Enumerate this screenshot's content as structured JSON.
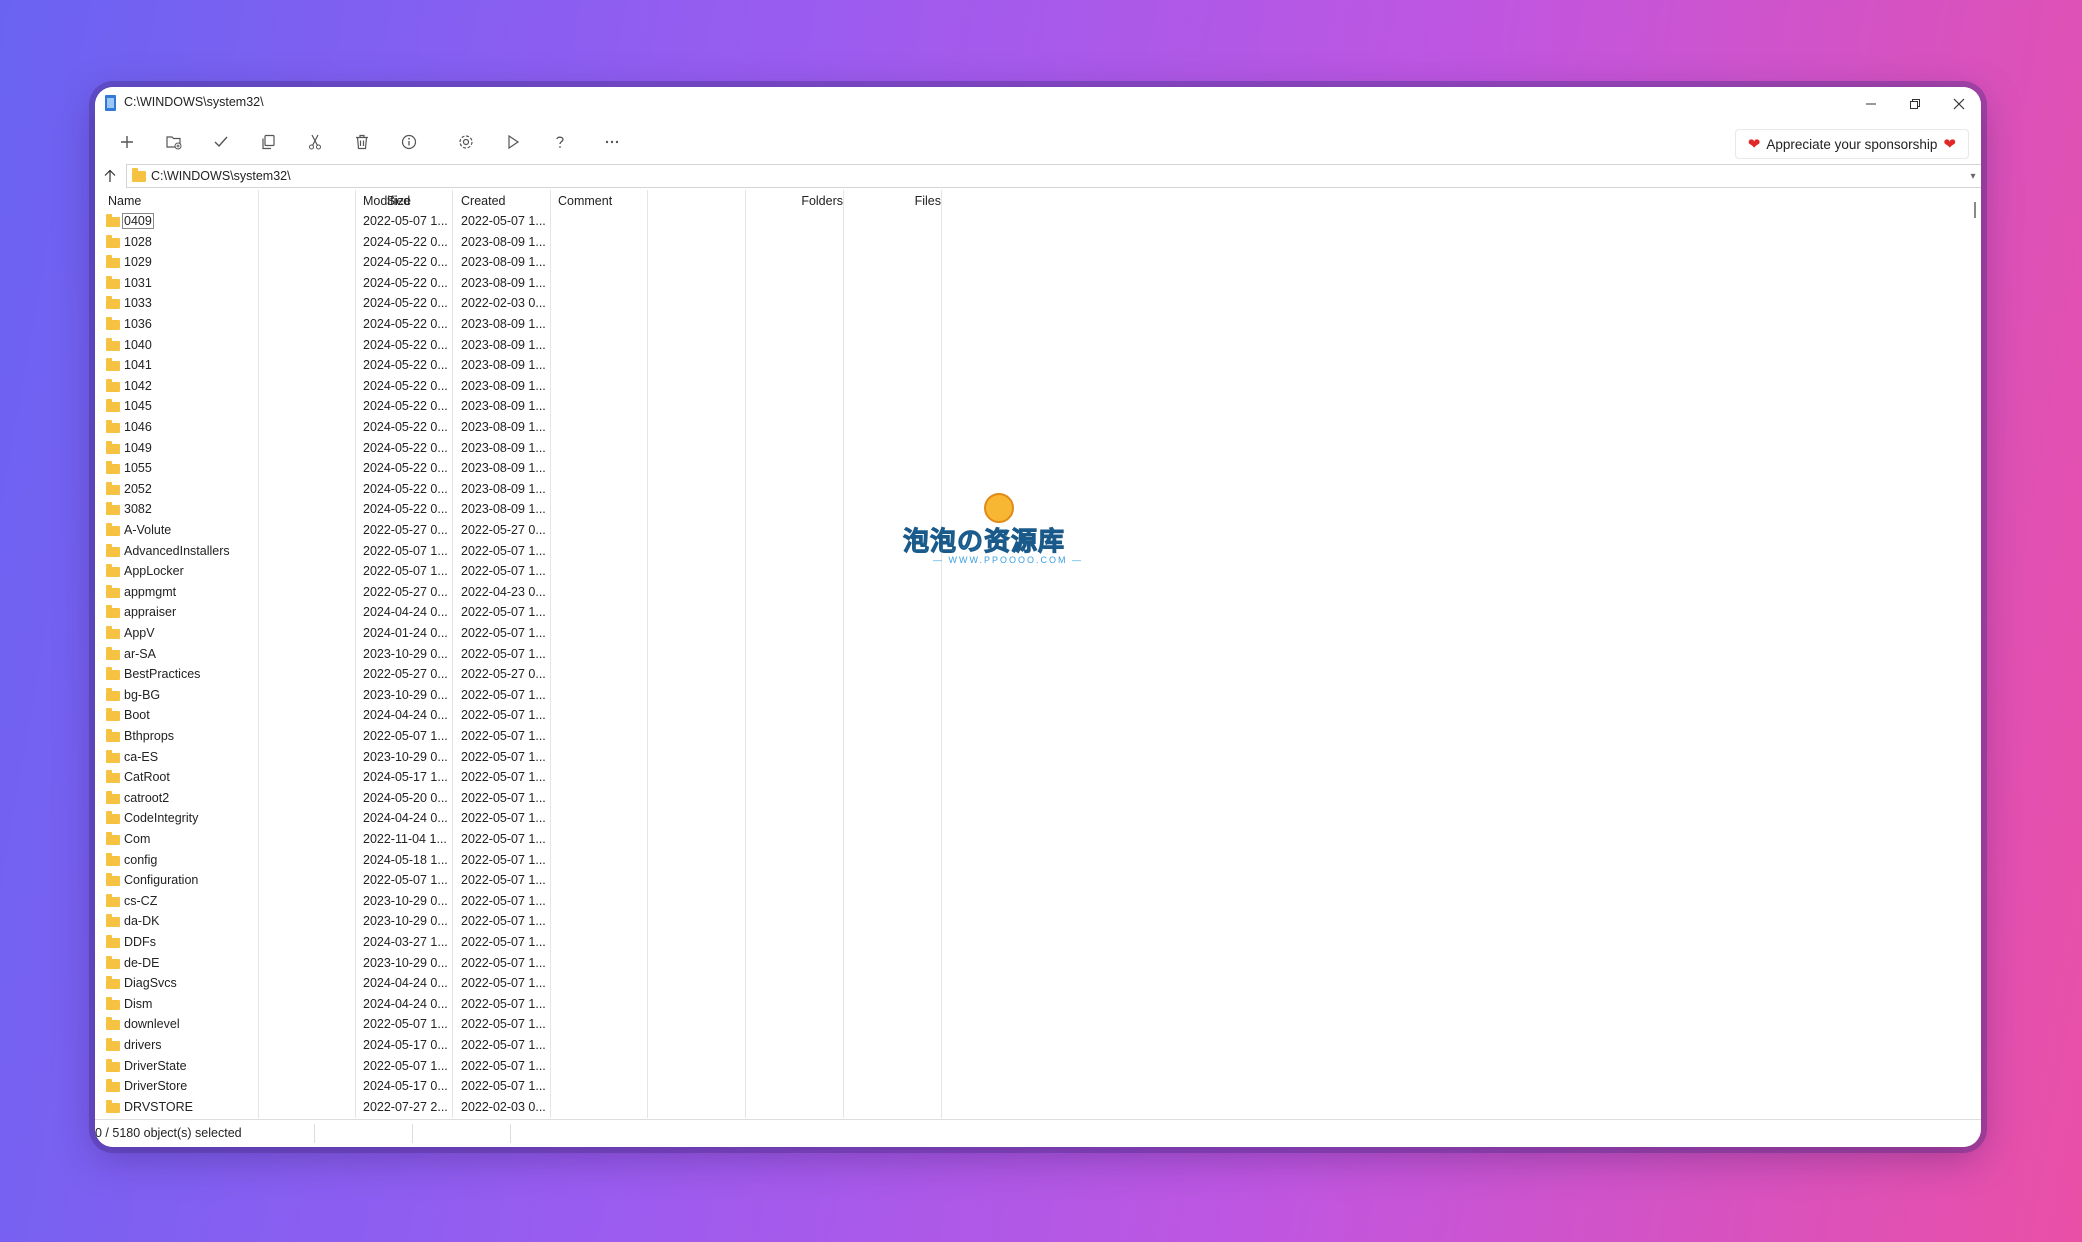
{
  "window": {
    "title": "C:\\WINDOWS\\system32\\"
  },
  "toolbar": {
    "buttons": [
      "new-icon",
      "new-folder-icon",
      "check-icon",
      "copy-icon",
      "cut-icon",
      "delete-icon",
      "info-icon",
      "settings-icon",
      "play-icon",
      "help-icon",
      "more-icon"
    ],
    "sponsor_label": "Appreciate your sponsorship"
  },
  "address": {
    "path": "C:\\WINDOWS\\system32\\"
  },
  "columns": {
    "name": "Name",
    "size": "Size",
    "modified": "Modified",
    "created": "Created",
    "comment": "Comment",
    "folders": "Folders",
    "files": "Files"
  },
  "rows": [
    {
      "name": "0409",
      "modified": "2022-05-07 1...",
      "created": "2022-05-07 1..."
    },
    {
      "name": "1028",
      "modified": "2024-05-22 0...",
      "created": "2023-08-09 1..."
    },
    {
      "name": "1029",
      "modified": "2024-05-22 0...",
      "created": "2023-08-09 1..."
    },
    {
      "name": "1031",
      "modified": "2024-05-22 0...",
      "created": "2023-08-09 1..."
    },
    {
      "name": "1033",
      "modified": "2024-05-22 0...",
      "created": "2022-02-03 0..."
    },
    {
      "name": "1036",
      "modified": "2024-05-22 0...",
      "created": "2023-08-09 1..."
    },
    {
      "name": "1040",
      "modified": "2024-05-22 0...",
      "created": "2023-08-09 1..."
    },
    {
      "name": "1041",
      "modified": "2024-05-22 0...",
      "created": "2023-08-09 1..."
    },
    {
      "name": "1042",
      "modified": "2024-05-22 0...",
      "created": "2023-08-09 1..."
    },
    {
      "name": "1045",
      "modified": "2024-05-22 0...",
      "created": "2023-08-09 1..."
    },
    {
      "name": "1046",
      "modified": "2024-05-22 0...",
      "created": "2023-08-09 1..."
    },
    {
      "name": "1049",
      "modified": "2024-05-22 0...",
      "created": "2023-08-09 1..."
    },
    {
      "name": "1055",
      "modified": "2024-05-22 0...",
      "created": "2023-08-09 1..."
    },
    {
      "name": "2052",
      "modified": "2024-05-22 0...",
      "created": "2023-08-09 1..."
    },
    {
      "name": "3082",
      "modified": "2024-05-22 0...",
      "created": "2023-08-09 1..."
    },
    {
      "name": "A-Volute",
      "modified": "2022-05-27 0...",
      "created": "2022-05-27 0..."
    },
    {
      "name": "AdvancedInstallers",
      "modified": "2022-05-07 1...",
      "created": "2022-05-07 1..."
    },
    {
      "name": "AppLocker",
      "modified": "2022-05-07 1...",
      "created": "2022-05-07 1..."
    },
    {
      "name": "appmgmt",
      "modified": "2022-05-27 0...",
      "created": "2022-04-23 0..."
    },
    {
      "name": "appraiser",
      "modified": "2024-04-24 0...",
      "created": "2022-05-07 1..."
    },
    {
      "name": "AppV",
      "modified": "2024-01-24 0...",
      "created": "2022-05-07 1..."
    },
    {
      "name": "ar-SA",
      "modified": "2023-10-29 0...",
      "created": "2022-05-07 1..."
    },
    {
      "name": "BestPractices",
      "modified": "2022-05-27 0...",
      "created": "2022-05-27 0..."
    },
    {
      "name": "bg-BG",
      "modified": "2023-10-29 0...",
      "created": "2022-05-07 1..."
    },
    {
      "name": "Boot",
      "modified": "2024-04-24 0...",
      "created": "2022-05-07 1..."
    },
    {
      "name": "Bthprops",
      "modified": "2022-05-07 1...",
      "created": "2022-05-07 1..."
    },
    {
      "name": "ca-ES",
      "modified": "2023-10-29 0...",
      "created": "2022-05-07 1..."
    },
    {
      "name": "CatRoot",
      "modified": "2024-05-17 1...",
      "created": "2022-05-07 1..."
    },
    {
      "name": "catroot2",
      "modified": "2024-05-20 0...",
      "created": "2022-05-07 1..."
    },
    {
      "name": "CodeIntegrity",
      "modified": "2024-04-24 0...",
      "created": "2022-05-07 1..."
    },
    {
      "name": "Com",
      "modified": "2022-11-04 1...",
      "created": "2022-05-07 1..."
    },
    {
      "name": "config",
      "modified": "2024-05-18 1...",
      "created": "2022-05-07 1..."
    },
    {
      "name": "Configuration",
      "modified": "2022-05-07 1...",
      "created": "2022-05-07 1..."
    },
    {
      "name": "cs-CZ",
      "modified": "2023-10-29 0...",
      "created": "2022-05-07 1..."
    },
    {
      "name": "da-DK",
      "modified": "2023-10-29 0...",
      "created": "2022-05-07 1..."
    },
    {
      "name": "DDFs",
      "modified": "2024-03-27 1...",
      "created": "2022-05-07 1..."
    },
    {
      "name": "de-DE",
      "modified": "2023-10-29 0...",
      "created": "2022-05-07 1..."
    },
    {
      "name": "DiagSvcs",
      "modified": "2024-04-24 0...",
      "created": "2022-05-07 1..."
    },
    {
      "name": "Dism",
      "modified": "2024-04-24 0...",
      "created": "2022-05-07 1..."
    },
    {
      "name": "downlevel",
      "modified": "2022-05-07 1...",
      "created": "2022-05-07 1..."
    },
    {
      "name": "drivers",
      "modified": "2024-05-17 0...",
      "created": "2022-05-07 1..."
    },
    {
      "name": "DriverState",
      "modified": "2022-05-07 1...",
      "created": "2022-05-07 1..."
    },
    {
      "name": "DriverStore",
      "modified": "2024-05-17 0...",
      "created": "2022-05-07 1..."
    },
    {
      "name": "DRVSTORE",
      "modified": "2022-07-27 2...",
      "created": "2022-02-03 0..."
    }
  ],
  "status": {
    "selection": "0 / 5180 object(s) selected"
  },
  "watermark": {
    "main": "泡泡の资源库",
    "url": "— WWW.PPOOOO.COM —"
  }
}
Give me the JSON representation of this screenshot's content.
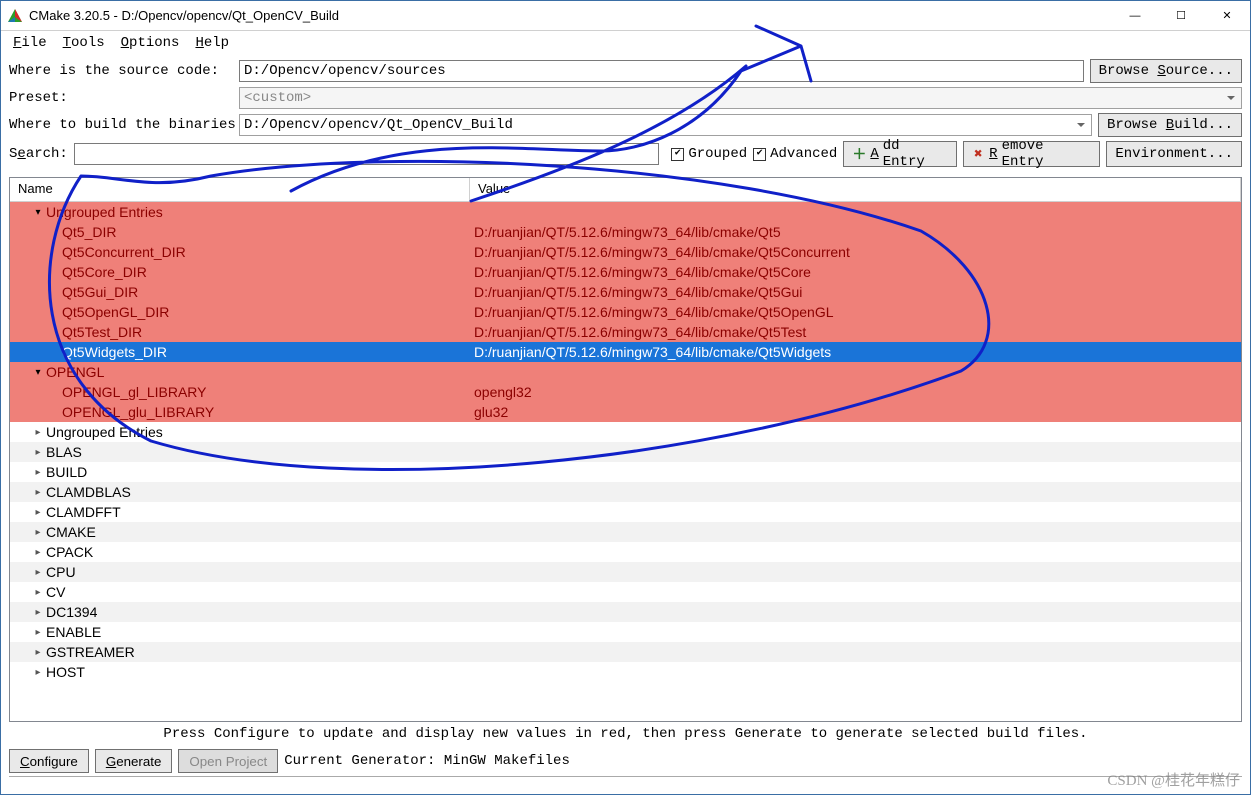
{
  "window": {
    "title": "CMake 3.20.5 - D:/Opencv/opencv/Qt_OpenCV_Build",
    "min": "—",
    "max": "☐",
    "close": "✕"
  },
  "menu": {
    "file": "File",
    "tools": "Tools",
    "options": "Options",
    "help": "Help"
  },
  "paths": {
    "src_label": "Where is the source code:",
    "src_value": "D:/Opencv/opencv/sources",
    "browse_src": "Browse Source...",
    "preset_label": "Preset:",
    "preset_value": "<custom>",
    "build_label": "Where to build the binaries:",
    "build_value": "D:/Opencv/opencv/Qt_OpenCV_Build",
    "browse_build": "Browse Build..."
  },
  "toolbar": {
    "search_label": "Search:",
    "grouped": "Grouped",
    "advanced": "Advanced",
    "add_entry": "Add Entry",
    "remove_entry": "Remove Entry",
    "environment": "Environment..."
  },
  "headers": {
    "name": "Name",
    "value": "Value"
  },
  "red_group1": {
    "title": "Ungrouped Entries",
    "rows": [
      {
        "n": "Qt5_DIR",
        "v": "D:/ruanjian/QT/5.12.6/mingw73_64/lib/cmake/Qt5"
      },
      {
        "n": "Qt5Concurrent_DIR",
        "v": "D:/ruanjian/QT/5.12.6/mingw73_64/lib/cmake/Qt5Concurrent"
      },
      {
        "n": "Qt5Core_DIR",
        "v": "D:/ruanjian/QT/5.12.6/mingw73_64/lib/cmake/Qt5Core"
      },
      {
        "n": "Qt5Gui_DIR",
        "v": "D:/ruanjian/QT/5.12.6/mingw73_64/lib/cmake/Qt5Gui"
      },
      {
        "n": "Qt5OpenGL_DIR",
        "v": "D:/ruanjian/QT/5.12.6/mingw73_64/lib/cmake/Qt5OpenGL"
      },
      {
        "n": "Qt5Test_DIR",
        "v": "D:/ruanjian/QT/5.12.6/mingw73_64/lib/cmake/Qt5Test"
      },
      {
        "n": "Qt5Widgets_DIR",
        "v": "D:/ruanjian/QT/5.12.6/mingw73_64/lib/cmake/Qt5Widgets",
        "sel": true
      }
    ]
  },
  "red_group2": {
    "title": "OPENGL",
    "rows": [
      {
        "n": "OPENGL_gl_LIBRARY",
        "v": "opengl32"
      },
      {
        "n": "OPENGL_glu_LIBRARY",
        "v": "glu32"
      }
    ]
  },
  "plain_groups": [
    "Ungrouped Entries",
    "BLAS",
    "BUILD",
    "CLAMDBLAS",
    "CLAMDFFT",
    "CMAKE",
    "CPACK",
    "CPU",
    "CV",
    "DC1394",
    "ENABLE",
    "GSTREAMER",
    "HOST"
  ],
  "hint": "Press Configure to update and display new values in red, then press Generate to generate selected build files.",
  "bottom": {
    "configure": "Configure",
    "generate": "Generate",
    "open_project": "Open Project",
    "gen_label": "Current Generator: MinGW Makefiles"
  },
  "output_peek": "",
  "watermark": "CSDN @桂花年糕仔"
}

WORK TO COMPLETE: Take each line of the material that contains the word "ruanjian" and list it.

YOUR RESPONSE:
        "v": "D:/ruanjian/QT/5.12.6/mingw73_64/lib/cmake/Qt5"
        "v": "D:/ruanjian/QT/5.12.6/mingw73_64/lib/cmake/Qt5Concurrent"
        "v": "D:/ruanjian/QT/5.12.6/mingw73_64/lib/cmake/Qt5Core"
        "v": "D:/ruanjian/QT/5.12.6/mingw73_64/lib/cmake/Qt5Gui"
        "v": "D:/ruanjian/QT/5.12.6/mingw73_64/lib/cmake/Qt5OpenGL"
        "v": "D:/ruanjian/QT/5.12.6/mingw73_64/lib/cmake/Qt5Test"
        "v": "D:/ruanjian/QT/5.12.6/mingw73_64/lib/cmake/Qt5Widgets",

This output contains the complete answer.